ARTURO MORA: When composing, are you aware of the time signature you are using beforehand, or does it develop from the melody?

SCOTT DUBOIS: It really develops from the initial melodic or harmonic idea that creates the piece. I generally hear a basic idea in my head and then it grows after working through it for hours, days, weeks.

ARTURO MORA: How do you decide if playing acoustic or electric guitar on a specific tune?

SCOTT DUBOIS: I usually hear the sound of either acoustic or electric over the composition and that makes the decision.

Scott DuBois © Sergio Cabanillas, 2006

Scott DuBois
© Sergio Cabanillas, 2006

ARTURO MORA: In the recent years you’re performing a lot in Europe. What would you highlight from your European experience?

SCOTT DUBOIS: I love playing in Europe. Europeans make great audiences. The highlight has been the great reception we have received from the people at the clubs and festivals. The people really have open ears and minds in Europe for modern jazz/creative improvised music and for risk-taking music.

Scott DuBois © Sergio Cabanillas, 2006

Scott DuBois

© Sergio Cabanillas, 2006

ARTURO MORA: What music are you listening to at the moment?

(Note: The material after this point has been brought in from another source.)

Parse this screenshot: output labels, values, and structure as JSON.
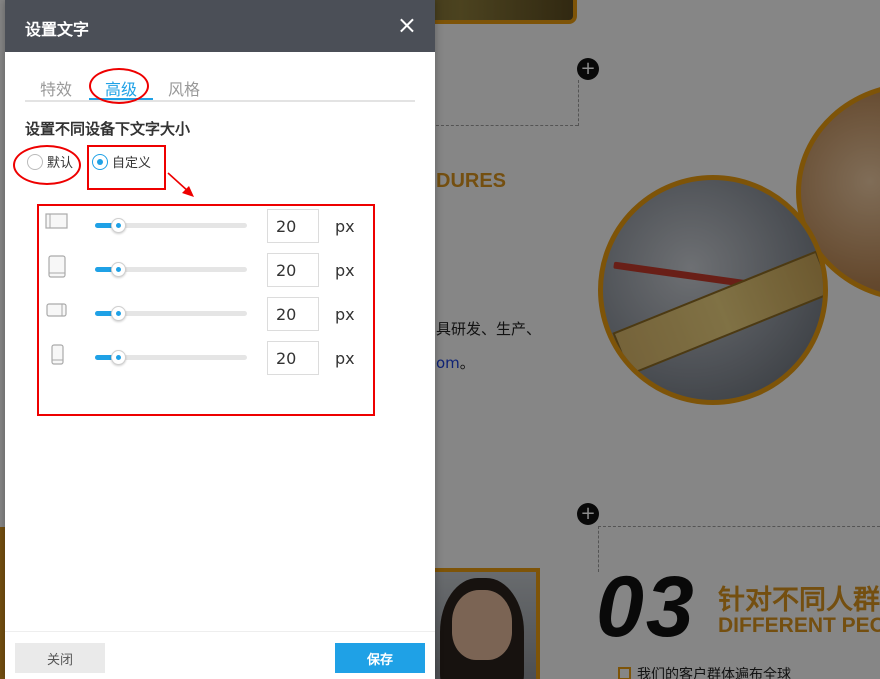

SCOTT DUBOIS: Where do I start? I have been checking out a lot of 20th Century Classical composers recently such as Charles Ives, Gyorgy Ligeti, and Bela Bartok. Jazz-wise, I have been listening to the Cecil Taylor/Buell Neidlinger Mosaic boxset, the Miles Davis In a Silent Way boxset, a lot of Paul Bley, an Anthony Braxton’s quartet record he did live at the Willisau Jazz Festival, Ornette Coleman, and a lot of my peers who are releasing great CDs. I’ve been also listening to a great Norwegian vocalist named Hanne Hukkelberg.

ARTURO MORA: Which current musicians do you admire the most?

SCOTT DUBOIS: I admire my peers around me doing what I am doing. There is a great scene where I live in New York and I am constantly impressed with what I hear from my peers who perform regularly at the clubs where I also play. We all feed off of each other.

ARTURO MORA: Next projects: what’s to come?

SCOTT DUBOIS: My group is going to tour Germany and Switzerland and then will record our third CD for the Between the Lines record label. We also have a tour in Italy coming up. You can always visit my website at www.scottdubois.com for more information on future projects, recordings, and tours.

 

© 2006 Arturo Mora Rioja , Tomajazz